TASK DETAILS - Among the lines of the records below, copy those that hold the word "description".

(Dataset excerpts)

▶

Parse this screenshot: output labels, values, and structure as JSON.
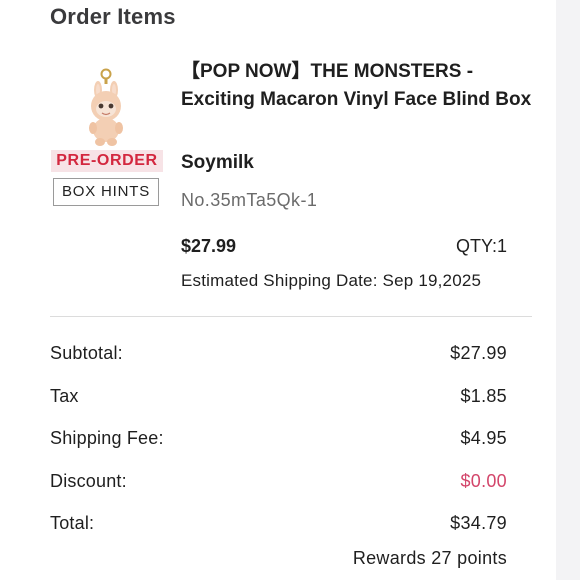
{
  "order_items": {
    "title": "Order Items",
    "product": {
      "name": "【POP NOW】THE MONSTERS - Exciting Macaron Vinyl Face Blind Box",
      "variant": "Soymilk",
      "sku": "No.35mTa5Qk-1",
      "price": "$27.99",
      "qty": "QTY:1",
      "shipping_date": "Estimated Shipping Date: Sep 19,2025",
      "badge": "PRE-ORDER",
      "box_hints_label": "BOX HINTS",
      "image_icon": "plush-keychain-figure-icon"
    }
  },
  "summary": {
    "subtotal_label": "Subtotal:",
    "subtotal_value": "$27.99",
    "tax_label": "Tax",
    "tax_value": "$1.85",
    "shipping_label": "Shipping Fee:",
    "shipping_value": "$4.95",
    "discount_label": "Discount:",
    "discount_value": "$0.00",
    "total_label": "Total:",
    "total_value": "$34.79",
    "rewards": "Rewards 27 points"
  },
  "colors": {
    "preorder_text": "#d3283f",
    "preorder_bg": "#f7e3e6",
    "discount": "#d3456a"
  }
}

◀
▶

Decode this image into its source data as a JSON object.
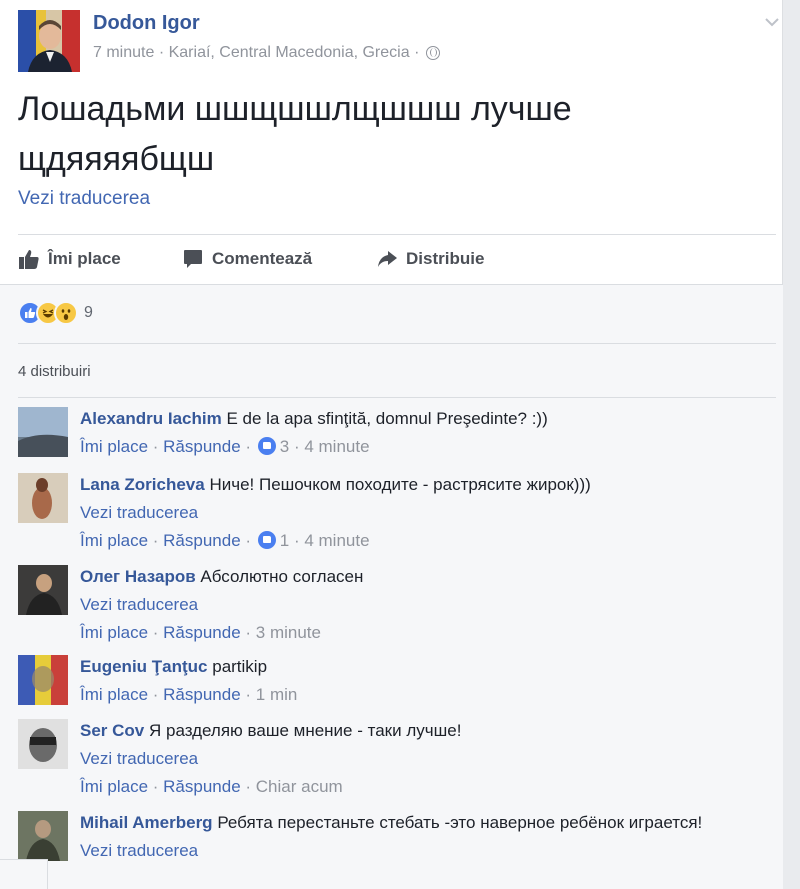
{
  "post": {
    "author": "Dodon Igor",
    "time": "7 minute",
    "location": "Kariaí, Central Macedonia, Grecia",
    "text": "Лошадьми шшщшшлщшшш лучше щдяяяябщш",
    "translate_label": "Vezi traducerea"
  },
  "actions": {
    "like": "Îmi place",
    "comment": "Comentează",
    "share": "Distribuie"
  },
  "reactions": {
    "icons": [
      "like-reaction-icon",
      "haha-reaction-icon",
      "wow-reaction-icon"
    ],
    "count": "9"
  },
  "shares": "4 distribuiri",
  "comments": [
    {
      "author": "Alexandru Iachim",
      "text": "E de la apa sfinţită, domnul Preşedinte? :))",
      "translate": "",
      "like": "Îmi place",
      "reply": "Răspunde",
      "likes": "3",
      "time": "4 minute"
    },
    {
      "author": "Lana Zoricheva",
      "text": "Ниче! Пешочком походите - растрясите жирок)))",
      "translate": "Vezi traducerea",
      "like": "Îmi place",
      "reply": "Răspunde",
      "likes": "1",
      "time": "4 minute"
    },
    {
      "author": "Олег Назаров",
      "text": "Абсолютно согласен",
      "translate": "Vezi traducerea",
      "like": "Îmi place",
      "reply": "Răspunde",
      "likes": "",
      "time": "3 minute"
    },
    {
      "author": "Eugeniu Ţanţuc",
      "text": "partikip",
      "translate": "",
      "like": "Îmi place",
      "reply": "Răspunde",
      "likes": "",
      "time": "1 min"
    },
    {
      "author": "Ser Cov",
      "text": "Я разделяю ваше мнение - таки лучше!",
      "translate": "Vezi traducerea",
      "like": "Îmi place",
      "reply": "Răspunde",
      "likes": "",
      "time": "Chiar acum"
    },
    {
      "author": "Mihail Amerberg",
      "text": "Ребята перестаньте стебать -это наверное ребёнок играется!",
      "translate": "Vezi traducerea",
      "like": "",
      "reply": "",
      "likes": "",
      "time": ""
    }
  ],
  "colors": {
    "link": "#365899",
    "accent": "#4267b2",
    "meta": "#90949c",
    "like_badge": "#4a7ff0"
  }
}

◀
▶

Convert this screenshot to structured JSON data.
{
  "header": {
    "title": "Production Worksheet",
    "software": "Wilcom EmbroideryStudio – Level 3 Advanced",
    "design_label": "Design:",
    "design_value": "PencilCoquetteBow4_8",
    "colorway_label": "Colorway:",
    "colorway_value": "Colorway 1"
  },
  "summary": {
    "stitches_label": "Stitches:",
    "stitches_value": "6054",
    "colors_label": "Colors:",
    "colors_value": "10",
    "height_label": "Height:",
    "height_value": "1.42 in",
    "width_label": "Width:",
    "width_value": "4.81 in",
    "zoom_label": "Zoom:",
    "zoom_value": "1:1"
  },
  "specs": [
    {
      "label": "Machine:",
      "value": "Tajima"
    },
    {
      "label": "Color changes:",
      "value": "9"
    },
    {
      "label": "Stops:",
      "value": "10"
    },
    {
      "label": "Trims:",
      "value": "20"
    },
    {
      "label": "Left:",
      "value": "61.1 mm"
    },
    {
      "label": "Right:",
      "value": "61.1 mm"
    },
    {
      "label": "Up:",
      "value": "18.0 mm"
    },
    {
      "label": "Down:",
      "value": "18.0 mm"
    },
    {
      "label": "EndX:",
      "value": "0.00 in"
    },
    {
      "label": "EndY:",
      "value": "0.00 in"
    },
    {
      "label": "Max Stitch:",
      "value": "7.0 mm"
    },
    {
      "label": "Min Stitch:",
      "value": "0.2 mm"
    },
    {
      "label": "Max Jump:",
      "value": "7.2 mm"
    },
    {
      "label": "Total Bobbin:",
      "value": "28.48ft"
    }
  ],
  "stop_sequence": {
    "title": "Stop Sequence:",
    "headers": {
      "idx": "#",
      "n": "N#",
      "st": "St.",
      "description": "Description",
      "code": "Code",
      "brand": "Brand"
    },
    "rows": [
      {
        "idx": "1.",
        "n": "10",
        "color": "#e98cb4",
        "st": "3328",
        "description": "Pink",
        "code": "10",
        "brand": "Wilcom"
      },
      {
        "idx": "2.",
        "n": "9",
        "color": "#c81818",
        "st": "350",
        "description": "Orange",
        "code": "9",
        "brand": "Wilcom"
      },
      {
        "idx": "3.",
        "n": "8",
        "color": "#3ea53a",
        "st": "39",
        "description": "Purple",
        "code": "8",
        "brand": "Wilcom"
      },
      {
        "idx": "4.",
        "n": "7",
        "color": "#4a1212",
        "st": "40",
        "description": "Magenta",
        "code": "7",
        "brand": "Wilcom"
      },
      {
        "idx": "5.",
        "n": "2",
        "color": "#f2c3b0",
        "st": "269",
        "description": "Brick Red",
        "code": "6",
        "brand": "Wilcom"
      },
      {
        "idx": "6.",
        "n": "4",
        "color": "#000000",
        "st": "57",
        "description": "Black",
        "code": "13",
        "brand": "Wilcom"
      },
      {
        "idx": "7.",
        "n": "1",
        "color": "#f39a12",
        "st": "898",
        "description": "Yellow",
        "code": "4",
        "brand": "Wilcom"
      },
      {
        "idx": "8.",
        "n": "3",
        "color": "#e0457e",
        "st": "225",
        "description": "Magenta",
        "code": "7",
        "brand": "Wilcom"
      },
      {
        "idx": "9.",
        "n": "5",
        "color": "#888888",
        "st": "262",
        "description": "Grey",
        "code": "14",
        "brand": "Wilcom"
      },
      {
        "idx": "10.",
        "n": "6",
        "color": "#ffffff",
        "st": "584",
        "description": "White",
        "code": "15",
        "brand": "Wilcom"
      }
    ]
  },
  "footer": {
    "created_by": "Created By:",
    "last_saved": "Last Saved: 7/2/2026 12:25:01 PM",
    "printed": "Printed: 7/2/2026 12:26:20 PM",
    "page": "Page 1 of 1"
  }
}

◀

OUTPUT OF THE EXERCISE -
      "description": "Description",
        "description": "Pink",
        "description": "Orange",
        "description": "Purple",
        "description": "Magenta",
        "description": "Brick Red",
        "description": "Black",
        "description": "Yellow",
        "description": "Magenta",
        "description": "Grey",
        "description": "White",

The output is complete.